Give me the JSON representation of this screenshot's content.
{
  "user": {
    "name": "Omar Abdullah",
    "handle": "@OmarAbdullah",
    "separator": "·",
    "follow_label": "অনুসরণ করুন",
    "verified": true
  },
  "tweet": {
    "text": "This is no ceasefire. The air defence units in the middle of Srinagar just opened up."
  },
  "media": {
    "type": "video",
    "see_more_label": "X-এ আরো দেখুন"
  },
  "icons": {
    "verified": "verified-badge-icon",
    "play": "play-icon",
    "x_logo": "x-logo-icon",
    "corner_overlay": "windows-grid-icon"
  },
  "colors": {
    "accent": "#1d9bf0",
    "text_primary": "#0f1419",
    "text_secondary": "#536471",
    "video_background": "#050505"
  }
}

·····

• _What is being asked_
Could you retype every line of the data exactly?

• _Solution_
Give me the JSON representation of this screenshot's content.
{
  "user": {
    "name": "Omar Abdullah",
    "handle": "@OmarAbdullah",
    "separator": "·",
    "follow_label": "অনুসরণ করুন",
    "verified": true
  },
  "tweet": {
    "text": "This is no ceasefire. The air defence units in the middle of Srinagar just opened up."
  },
  "media": {
    "type": "video",
    "see_more_label": "X-এ আরো দেখুন"
  },
  "icons": {
    "verified": "verified-badge-icon",
    "play": "play-icon",
    "x_logo": "x-logo-icon",
    "corner_overlay": "windows-grid-icon"
  },
  "colors": {
    "accent": "#1d9bf0",
    "text_primary": "#0f1419",
    "text_secondary": "#536471",
    "video_background": "#050505"
  }
}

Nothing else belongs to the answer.